Starting your own business requires determination and commitment. You can become an independent consultant and earn 200 percent or more of your basic salary in a few years. Sounds promising, right? My own experience with an actuarial teaching website, as well as conversations with architects, doctors, lawyers, accountants, and other professionals who have started their own practices confirms that this is possible. Below are some things to consider when you take the bold leap.

Know Your Onions

Before you can think of starting your own business, you must have a product or service that you can sell … so that people will want to give you their money. Without a product, you might end up spending all your savings on food, rent, and business cards without bringing in any money and you might even fall into debt. To avoid this, start small. Provide value to people for free by posting on LinkedIn, answering Quora questions, or offering a free e-book.

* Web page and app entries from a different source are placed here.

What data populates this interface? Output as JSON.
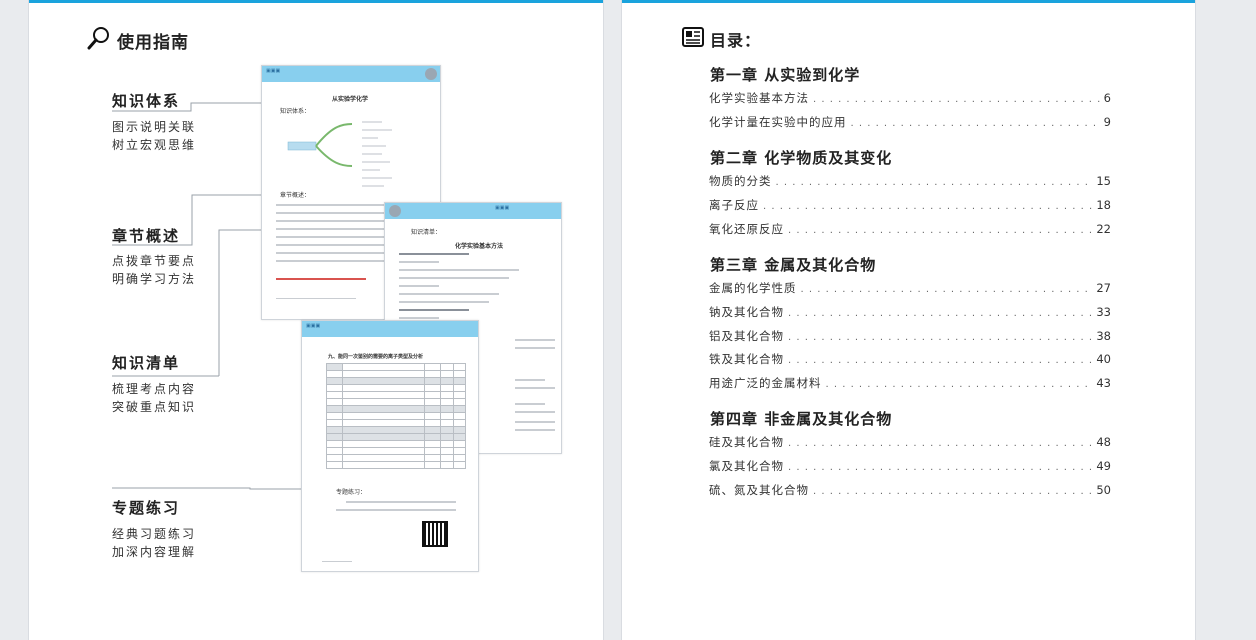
{
  "guide": {
    "title": "使用指南",
    "sections": [
      {
        "title": "知识体系",
        "desc": [
          "图示说明关联",
          "树立宏观思维"
        ]
      },
      {
        "title": "章节概述",
        "desc": [
          "点拨章节要点",
          "明确学习方法"
        ]
      },
      {
        "title": "知识清单",
        "desc": [
          "梳理考点内容",
          "突破重点知识"
        ]
      },
      {
        "title": "专题练习",
        "desc": [
          "经典习题练习",
          "加深内容理解"
        ]
      }
    ]
  },
  "thumbnails": {
    "page1": {
      "title": "从实验学化学",
      "sec1": "知识体系：",
      "sec2": "章节概述："
    },
    "page2": {
      "sec": "知识清单：",
      "title": "化学实验基本方法"
    },
    "page3": {
      "title": "九、能同一次鉴别的需要的离子类型及分析",
      "sec": "专题练习："
    }
  },
  "toc": {
    "title": "目录：",
    "chapters": [
      {
        "title": "第一章  从实验到化学",
        "entries": [
          {
            "label": "化学实验基本方法",
            "page": "6"
          },
          {
            "label": "化学计量在实验中的应用",
            "page": "9"
          }
        ]
      },
      {
        "title": "第二章  化学物质及其变化",
        "entries": [
          {
            "label": "物质的分类",
            "page": "15"
          },
          {
            "label": "离子反应",
            "page": "18"
          },
          {
            "label": "氧化还原反应",
            "page": "22"
          }
        ]
      },
      {
        "title": "第三章  金属及其化合物",
        "entries": [
          {
            "label": "金属的化学性质",
            "page": "27"
          },
          {
            "label": "钠及其化合物",
            "page": "33"
          },
          {
            "label": "铝及其化合物",
            "page": "38"
          },
          {
            "label": "铁及其化合物",
            "page": "40"
          },
          {
            "label": "用途广泛的金属材料",
            "page": "43"
          }
        ]
      },
      {
        "title": "第四章  非金属及其化合物",
        "entries": [
          {
            "label": "硅及其化合物",
            "page": "48"
          },
          {
            "label": "氯及其化合物",
            "page": "49"
          },
          {
            "label": "硫、氮及其化合物",
            "page": "50"
          }
        ]
      }
    ]
  },
  "colors": {
    "accent": "#1aa3dd",
    "header": "#88cfee"
  },
  "icons": {
    "guide": "magnifier-icon",
    "toc": "newspaper-icon"
  }
}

With these initiatives you will find out if people are interested in what you are offering.

It is important to be an expert in your field. Pay for one-on-one coaching, attend classes, and watch tutorial videos. People will pay for your skills when they know they you can deliver results. As an entrepreneur, you will need to learn about sales and marketing, accounting, web design, and hiring employees. Learn what you need as you go.

Are you an actuary with expertise in a certain insurance product? That’s an excellent place to start. You can sell your skill as a freelance consultant on websites like Fiverr or Upwork. Not only will you be exposed to a wide range of clients and projects, but you will also choose your working hours. It feels good to be in control of your own time!

Know What Works for You

Working on projects for different clients might not be your thing; you might prefer being an instructor. You can organize in-person training or virtual training. You can sell your knowledge by creating online courses or by writing a book.

Eventually, you can get rid of the third-party freelancer website and hire people to work for you directly.

It might take months or years to develop a successful business, but taking the first step matters a lot. There is no such thing as “I won’t start until I become the best in my field.” There are innovations every day, there will always be something new to learn or improve on. You don’t need more knowledge. You already know enough.

You Don’t Have to Break the Bank to Start Your Business

You can start with zero capital by registering as a freelancer on free websites or with an investment as low as $500 to $1,000 to build a website. Tell people that you started a business and tell them how you can make money for them. People will always listen to you if you tell them that you will increase their bank account balance or save them time. Once you get your first few clients, everything will start to flow naturally.

It Might get Bumpy Along the Way

Many new business owners are too idealistic and set themselves up for disappointments. You might get lucky and your business may grow non-stop within a few weeks of its launch. In most cases, it will take several months, diversifying, rebranding, and changing your target audience to achieve success. You might encounter difficult clients who always find something wrong with your work, don’t take it to heart—it is part of the growth process.

Plan, Don’t be Sloppy

Do you want to be a credible business owner? Always be on time! Plan your schedules and deliver before the deadline. Ask your clients the necessary questions to make the project a successful one; doing so helps avoid the stress of redoing work that might take several hours or days to complete.

Network, Socialize: Don’t Stay all Cooped up

One of the best ways to meet potential clients is networking. Attend seminars, parties, get-togethers, happy hours, and other events. Are you not a social person? Do you dread meeting people? You are not alone. There are several online platforms where you can meet people and interact at your own pace.

The goal is to put yourself out there and maximize your potential. Meet like-minded business owners and learn a thing or two that can take your business to the next level.

Stay Open-minded: Embrace Criticism and Feedback

Sometimes you may have worked hard and not received impressive feedback. Don’t let this make you lose your shine. Some days will be filled with praise while others with criticism that can make you feel gloomy.

Always make room for feedback and criticism; they help to improve client service.  Treat your clients like you treat your boss—because they are your boss!


Stop expecting external factors such as earning an FSA or getting a traditional “actuarial director” job title to make you wealthy. You only have one life.  Maximize your career’s expected value and aim to surpass the average salary, given tenure and number of exams passed, reported in the DW Simpson Salary Survey. Take the first step to starting your business today!

Statements of fact and opinions expressed herein are those of the individual author and are not necessarily those of the Society of Actuaries, the editors, or the respective author’s employer.

Sam Castillo is a near-ASA and the founder of, an online course for learning predictive analytics. He can be contacted at